An independent autopsy performed by a world-renowned forensic pathologist not only confirmed that Patrick Lyoya died from being shot in the back of his head by a police officer but also that the officer “pressed” his gun into the unarmed Black man’s head before firing the “contact shot” in Grand Rapids, Michigan.
Dr. Werner Spitz said Tuesday during a press conference in Detroit that Lyoya, 26, was also “conscious and aware that a gun was being held to the back of his head” at the moment before he died on that fateful morning of April 4.
Those findings based on scientific evidence only bolster claims that lethal force was used in a situation in which it was not merited because the officer clearly had control over Lyoya, civil rights attorneys said during the press conference.
The developments in the latest high profile police killing of an unarmed Black person came as Ben Crump, who represents Lyoya’s family, suggested Lyoya — whose shooting stemmed from a traffic stop — was also the victim of “DWB,” or driving while Black.
Attorney Ven Johnson also suggested during the press conference that the sudden deactivation of the officer’s body camera may have been deliberate.
The autopsy findings came days before Lyoya’s funeral and nearly one week after graphic video footage from the traffic stop and shooting was made public by the City of Grand Rapids.
Spitz, who has worked on landmark shooting cases like the assassinations of President John F. Kennedy and Martin Luther King Jr., conducted the autopsy on Saturday at a funeral home in Grand Rapids and shared his preliminary findings on Tuesday.
Using a human skull and a chart to demonstrate where and how Lyoya was shot, Spitz said the single bullet used went into Lyoya’s skull but never exited his head. Instead, the bullet was lodged near the upper right temple and stopped because Lyoya had his face pushed into the ground at the time of the shooting.
the bullet went thru the bone and lodged under the skin for the simple reason that the skin is elastic, lost its velocity of the bullet because the bullet stretched the skin in the upper right temple area and at that moment the bullet stopped and it was located.
“There’s no question what killed this young man,” Spitz said.
Crump said it was important to get these official findings on the record because previously the police chief in Grand Rapids would not say where Lyoya was shot.
Spitz said it was the only injury to Lyoya’s body.
Lyoya knew he had a gun to his head before he was shot, Spitz added.
“He was fully aware at one point … that there is a gun being held to his head,” Spitz said, in part because “the gun is cold” and metal.
“The gun is pushed against the skin which gives a certain feeling to the person that is being detained, that there’s a gun involved and,” Spitz said before adding, “Who knows what’s going to follow?”
Spitz said he was sure the gun was pressed into Lyoya’s head before the fatal shot was fired.
“I think it was,” Spitz said, “because the bone in the back of the head was not broken, it was fragmented.”
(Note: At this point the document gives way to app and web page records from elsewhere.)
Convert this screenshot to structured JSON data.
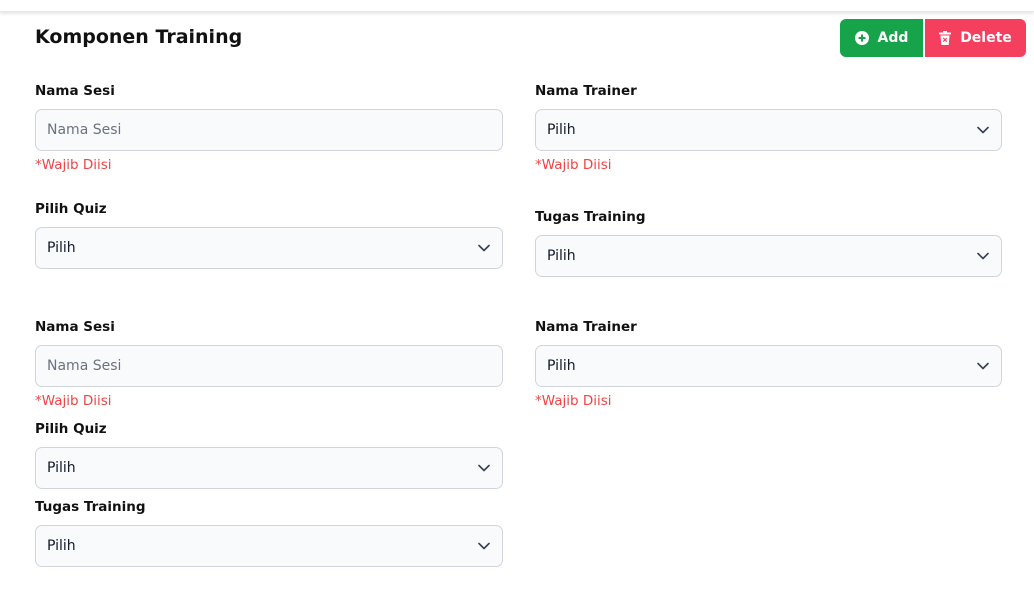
{
  "header": {
    "title": "Komponen Training",
    "add_label": "Add",
    "delete_label": "Delete"
  },
  "colors": {
    "add_button": "#17a34a",
    "delete_button": "#f43f5e",
    "required_text": "#ef4444"
  },
  "icons": {
    "add": "plus-circle-icon",
    "delete": "trash-icon",
    "select": "chevron-down-icon"
  },
  "sessions": [
    {
      "nama_sesi_label": "Nama Sesi",
      "nama_sesi_placeholder": "Nama Sesi",
      "nama_sesi_required": "*Wajib Diisi",
      "nama_trainer_label": "Nama Trainer",
      "nama_trainer_value": "Pilih",
      "nama_trainer_required": "*Wajib Diisi",
      "pilih_quiz_label": "Pilih Quiz",
      "pilih_quiz_value": "Pilih",
      "tugas_training_label": "Tugas Training",
      "tugas_training_value": "Pilih"
    },
    {
      "nama_sesi_label": "Nama Sesi",
      "nama_sesi_placeholder": "Nama Sesi",
      "nama_sesi_required": "*Wajib Diisi",
      "nama_trainer_label": "Nama Trainer",
      "nama_trainer_value": "Pilih",
      "nama_trainer_required": "*Wajib Diisi",
      "pilih_quiz_label": "Pilih Quiz",
      "pilih_quiz_value": "Pilih",
      "tugas_training_label": "Tugas Training",
      "tugas_training_value": "Pilih"
    }
  ]
}
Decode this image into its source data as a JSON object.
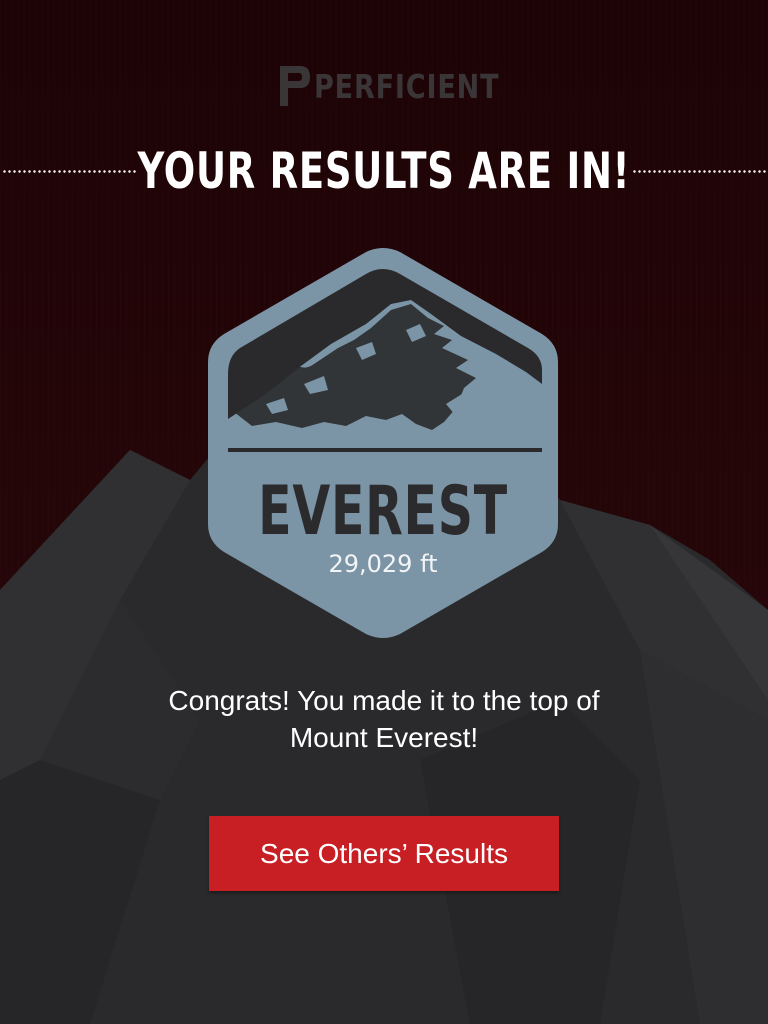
{
  "brand": {
    "name": "PERFICIENT",
    "icon": "perficient-logo"
  },
  "header": {
    "title": "YOUR RESULTS ARE IN!"
  },
  "badge": {
    "peak": "EVEREST",
    "elevation": "29,029 ft",
    "icon": "mountain-hexagon-badge"
  },
  "result": {
    "line1": "Congrats! You made it to the top of",
    "line2": "Mount Everest!"
  },
  "actions": {
    "see_others_label": "See Others’ Results"
  },
  "colors": {
    "background": "#200406",
    "mountain": "#2a2a2c",
    "badge": "#7b95a6",
    "accent": "#c81f24",
    "text": "#ffffff"
  }
}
Bone fragmentation happens “when the gun is held in contact with the skin and pushed against the skin,” Spitz said.
This is a developing story that will be updated as additional information becomes available.
Patrick Lyoya Autopsy Results Reveal 'Contact Shot' was originally published on newsone.com